Women in Film as Portrayed in the Movie, Double Indemnity
American commercial cinema currently fuels many aspects of society. In the twenty-first century it has become available, active force in the perception of gender relations in the United States. In the earlier part of this century filmmakers, as well as the public, did not necessarily view the female“media image” as an infrastructure of sex inequality. Today, contemporary audiences and critics have become preoccupied with the role the cinema plays in shaping social values, institutions, and attitudes. American cinema has become narrowly focused on images of violent women, female sexuality, the portrayal of the “weaker sex” and subversively portraying women negatively in film. “Double Indemnity can be read in two ways. It is either a misogynist film about a terrifying, destroying woman, or it is a film that liberates the female character from the restrictive and oppressed melodramatic situation that render her helpless” (Kolker 124). There are arguably two extreme portrayals of the character of Phyllis Dietrichson in Double Indemnity; neither one is an accurate or fare portrayal.

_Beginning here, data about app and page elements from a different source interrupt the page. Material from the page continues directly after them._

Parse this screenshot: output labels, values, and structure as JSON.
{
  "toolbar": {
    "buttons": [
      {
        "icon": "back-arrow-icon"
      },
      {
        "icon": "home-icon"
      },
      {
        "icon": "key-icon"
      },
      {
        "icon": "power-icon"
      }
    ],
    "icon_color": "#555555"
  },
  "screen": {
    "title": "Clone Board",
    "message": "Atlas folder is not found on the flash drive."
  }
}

Despite the fact that the character of Phyllis as the “tough as nails” perpetual, intentional aggressor is a valid attempt to obliterate the image of women as the oppressed, one interpretation of this role is that she ultimately seems to misrepresent herself, and females in cinema, anyway. Janet Todd, author of Women and Film, states that, “Women do not exist in American film. Instead we find another creation, made by men, growing out of their ideological imperatives”(130). Though these “power girl”characters are strong examples of anything but submissive and sexual females,they still were created as images that misrepresent their existence as independent voices and rather “the knife-wielder on the screen acting as surrogate for the masculine sensibility enraged at the notion of female assertiveness” (Todd 130). Cassie Carter, author of Woman, Red in Tooth and Claw, makes an interesting point stating, “The male avant-garde deliberately adopted the image of the base and violent woman in order to free themselves of the constricting image of the rational and civilized man…while the male avant-garde presents the decadent state as liberating, feminist performance artists who adopt Angry Essentialism often inadvertently reinforcea conception of the ‘feminine’ which validates the oppression of women”(2). Carter then further states, “Whilet hese performances attempt to obliterate the image of woman as the oppressed,nurturing Earth Mother, they merely invoke her mirror image, the Devouring Mother” (2).

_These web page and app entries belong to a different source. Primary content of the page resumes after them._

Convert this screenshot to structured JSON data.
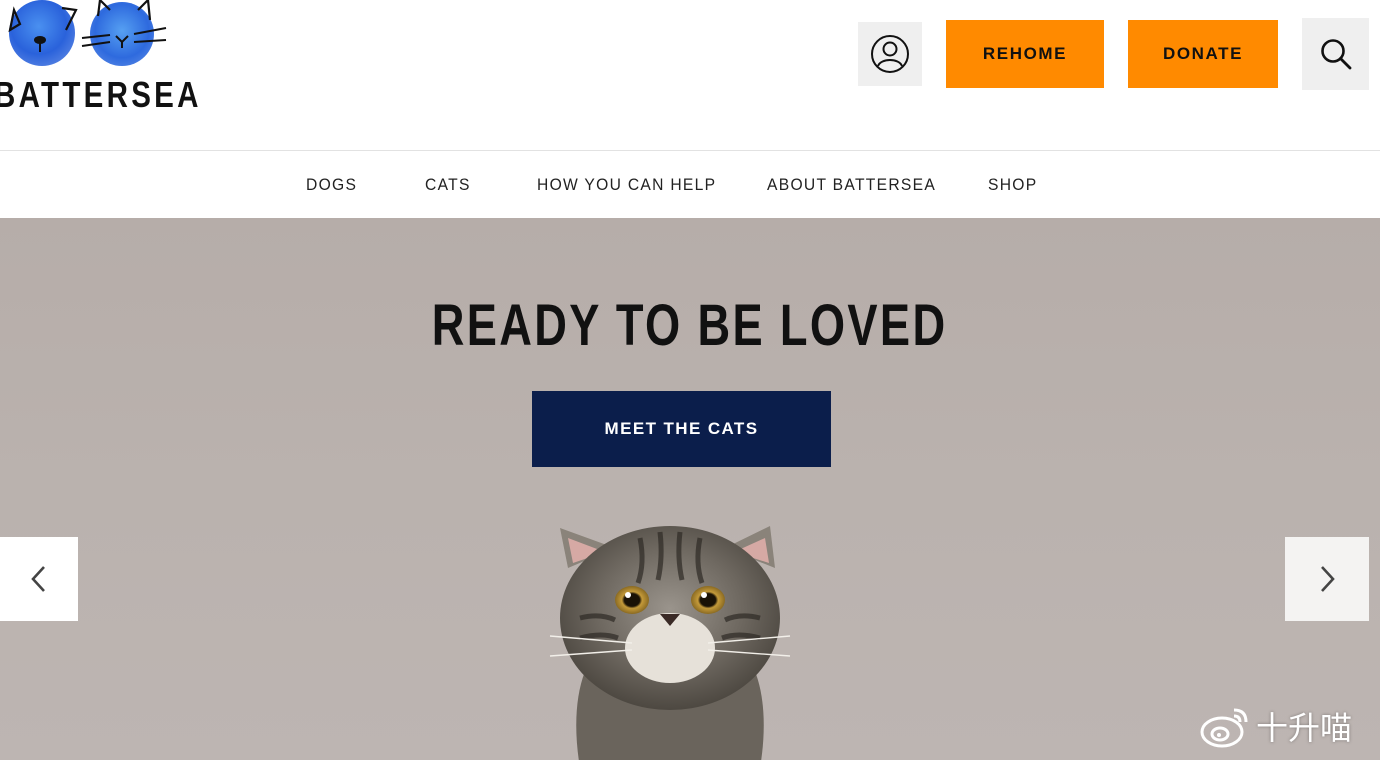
{
  "brand": {
    "name": "BATTERSEA",
    "accent_orange": "#ff8a00",
    "navy": "#0b1e4b",
    "logo_blue": "#2f6fe0"
  },
  "header": {
    "account_icon": "user-circle-icon",
    "rehome_label": "REHOME",
    "donate_label": "DONATE",
    "search_icon": "search-icon"
  },
  "nav": {
    "items": [
      {
        "label": "DOGS"
      },
      {
        "label": "CATS"
      },
      {
        "label": "HOW YOU CAN HELP"
      },
      {
        "label": "ABOUT BATTERSEA"
      },
      {
        "label": "SHOP"
      }
    ]
  },
  "hero": {
    "title": "READY TO BE LOVED",
    "cta_label": "MEET THE CATS",
    "prev_icon": "chevron-left-icon",
    "next_icon": "chevron-right-icon",
    "image": "tabby-cat-looking-up"
  },
  "watermark": {
    "icon": "weibo-icon",
    "text": "十升喵"
  }
}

Double Indemnity, in its attempt to lend its female character more strength and control, no longer situating her as the secure center of the family, but rather its destroyer, ironically seems to highlight a played-out submissive, weak, abused or lonely and alienated image of Phyllis. The varieties of...